What to produce:
Beginning at the line that contains "Read all visible content and emit it as JSON.", write out every line down to the end of the records, with both ends kept and nothing added.

Source material:
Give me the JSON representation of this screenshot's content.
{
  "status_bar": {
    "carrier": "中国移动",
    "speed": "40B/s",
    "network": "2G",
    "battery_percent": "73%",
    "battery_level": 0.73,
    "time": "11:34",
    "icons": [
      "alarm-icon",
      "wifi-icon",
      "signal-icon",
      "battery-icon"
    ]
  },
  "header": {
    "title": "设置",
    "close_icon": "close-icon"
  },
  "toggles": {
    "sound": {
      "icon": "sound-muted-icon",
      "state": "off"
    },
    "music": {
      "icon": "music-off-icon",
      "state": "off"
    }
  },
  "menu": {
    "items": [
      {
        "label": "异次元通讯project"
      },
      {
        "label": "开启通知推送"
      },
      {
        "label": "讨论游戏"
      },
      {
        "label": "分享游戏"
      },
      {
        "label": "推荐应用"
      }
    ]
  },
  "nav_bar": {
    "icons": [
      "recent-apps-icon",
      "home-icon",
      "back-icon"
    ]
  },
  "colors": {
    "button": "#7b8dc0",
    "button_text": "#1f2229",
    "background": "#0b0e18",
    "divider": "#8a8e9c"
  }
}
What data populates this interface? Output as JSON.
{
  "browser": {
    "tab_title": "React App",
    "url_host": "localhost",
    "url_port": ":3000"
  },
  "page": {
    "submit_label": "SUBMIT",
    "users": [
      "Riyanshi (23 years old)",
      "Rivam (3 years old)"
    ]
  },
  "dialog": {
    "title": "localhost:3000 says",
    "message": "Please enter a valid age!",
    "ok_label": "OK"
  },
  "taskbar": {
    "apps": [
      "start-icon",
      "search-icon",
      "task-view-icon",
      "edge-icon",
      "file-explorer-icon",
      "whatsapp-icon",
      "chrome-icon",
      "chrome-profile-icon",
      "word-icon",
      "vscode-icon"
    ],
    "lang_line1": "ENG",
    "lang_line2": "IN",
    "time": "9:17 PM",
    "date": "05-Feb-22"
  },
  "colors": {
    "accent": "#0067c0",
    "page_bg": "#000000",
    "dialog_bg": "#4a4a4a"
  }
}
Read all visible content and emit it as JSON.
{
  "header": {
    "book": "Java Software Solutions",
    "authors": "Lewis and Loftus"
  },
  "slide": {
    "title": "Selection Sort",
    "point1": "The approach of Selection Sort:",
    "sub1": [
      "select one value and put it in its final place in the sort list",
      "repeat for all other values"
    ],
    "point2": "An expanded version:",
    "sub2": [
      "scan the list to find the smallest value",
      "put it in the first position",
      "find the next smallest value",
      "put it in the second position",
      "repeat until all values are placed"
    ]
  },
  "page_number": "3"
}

Solution to the exercise:
Read all visible content and emit it as JSON.
{
  "header": {
    "book": "Java Software Solutions",
    "authors": "Lewis and Loftus"
  },
  "slide": {
    "title": "Selection Sort",
    "point1": "The approach of Selection Sort:",
    "sub1": [
      "select one value and put it in its final place in the sort list",
      "repeat for all other values"
    ],
    "point2": "An expanded version:",
    "sub2": [
      "scan the list to find the smallest value",
      "put it in the first position",
      "find the next smallest value",
      "put it in the second position",
      "repeat until all values are placed"
    ]
  },
  "page_number": "3"
}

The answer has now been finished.